[Page and application data records]
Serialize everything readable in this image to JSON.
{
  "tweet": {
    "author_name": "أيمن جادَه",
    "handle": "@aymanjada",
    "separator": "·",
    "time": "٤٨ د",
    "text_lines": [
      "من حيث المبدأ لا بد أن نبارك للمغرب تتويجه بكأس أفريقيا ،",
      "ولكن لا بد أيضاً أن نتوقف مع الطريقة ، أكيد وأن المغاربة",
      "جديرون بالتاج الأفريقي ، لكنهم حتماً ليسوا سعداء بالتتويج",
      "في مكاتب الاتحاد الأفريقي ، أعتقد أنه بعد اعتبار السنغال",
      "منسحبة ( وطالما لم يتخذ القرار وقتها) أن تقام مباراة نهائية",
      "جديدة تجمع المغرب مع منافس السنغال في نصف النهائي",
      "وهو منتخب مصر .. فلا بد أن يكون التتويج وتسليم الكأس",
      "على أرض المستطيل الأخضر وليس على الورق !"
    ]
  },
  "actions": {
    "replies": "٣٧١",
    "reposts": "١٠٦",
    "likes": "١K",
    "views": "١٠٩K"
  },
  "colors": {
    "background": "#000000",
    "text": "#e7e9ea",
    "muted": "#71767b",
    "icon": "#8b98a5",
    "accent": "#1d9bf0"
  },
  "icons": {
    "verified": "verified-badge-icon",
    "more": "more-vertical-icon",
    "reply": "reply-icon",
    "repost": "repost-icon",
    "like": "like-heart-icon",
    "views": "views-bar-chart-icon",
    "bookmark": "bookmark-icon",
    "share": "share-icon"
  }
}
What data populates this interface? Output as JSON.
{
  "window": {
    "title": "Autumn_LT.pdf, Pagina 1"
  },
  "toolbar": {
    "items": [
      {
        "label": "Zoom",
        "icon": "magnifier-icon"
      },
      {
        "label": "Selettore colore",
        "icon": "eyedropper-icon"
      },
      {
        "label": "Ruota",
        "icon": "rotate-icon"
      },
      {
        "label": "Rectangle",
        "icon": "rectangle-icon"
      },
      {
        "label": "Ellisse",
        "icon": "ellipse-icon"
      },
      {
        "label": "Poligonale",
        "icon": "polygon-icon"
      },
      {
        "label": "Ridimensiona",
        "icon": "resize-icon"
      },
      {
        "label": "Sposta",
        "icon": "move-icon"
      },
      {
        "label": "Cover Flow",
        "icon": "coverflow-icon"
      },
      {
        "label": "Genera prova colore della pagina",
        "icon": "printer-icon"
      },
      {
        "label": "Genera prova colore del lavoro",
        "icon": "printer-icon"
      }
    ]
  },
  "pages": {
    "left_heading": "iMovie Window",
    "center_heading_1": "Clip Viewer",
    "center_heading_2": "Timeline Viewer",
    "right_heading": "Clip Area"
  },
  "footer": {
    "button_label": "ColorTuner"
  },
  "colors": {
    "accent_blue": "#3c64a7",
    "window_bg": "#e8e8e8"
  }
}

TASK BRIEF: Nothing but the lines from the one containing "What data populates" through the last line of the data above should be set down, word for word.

SOLVED EXERCISE:
What data populates this interface? Output as JSON.
{
  "window": {
    "title": "Autumn_LT.pdf, Pagina 1"
  },
  "toolbar": {
    "items": [
      {
        "label": "Zoom",
        "icon": "magnifier-icon"
      },
      {
        "label": "Selettore colore",
        "icon": "eyedropper-icon"
      },
      {
        "label": "Ruota",
        "icon": "rotate-icon"
      },
      {
        "label": "Rectangle",
        "icon": "rectangle-icon"
      },
      {
        "label": "Ellisse",
        "icon": "ellipse-icon"
      },
      {
        "label": "Poligonale",
        "icon": "polygon-icon"
      },
      {
        "label": "Ridimensiona",
        "icon": "resize-icon"
      },
      {
        "label": "Sposta",
        "icon": "move-icon"
      },
      {
        "label": "Cover Flow",
        "icon": "coverflow-icon"
      },
      {
        "label": "Genera prova colore della pagina",
        "icon": "printer-icon"
      },
      {
        "label": "Genera prova colore del lavoro",
        "icon": "printer-icon"
      }
    ]
  },
  "pages": {
    "left_heading": "iMovie Window",
    "center_heading_1": "Clip Viewer",
    "center_heading_2": "Timeline Viewer",
    "right_heading": "Clip Area"
  },
  "footer": {
    "button_label": "ColorTuner"
  },
  "colors": {
    "accent_blue": "#3c64a7",
    "window_bg": "#e8e8e8"
  }
}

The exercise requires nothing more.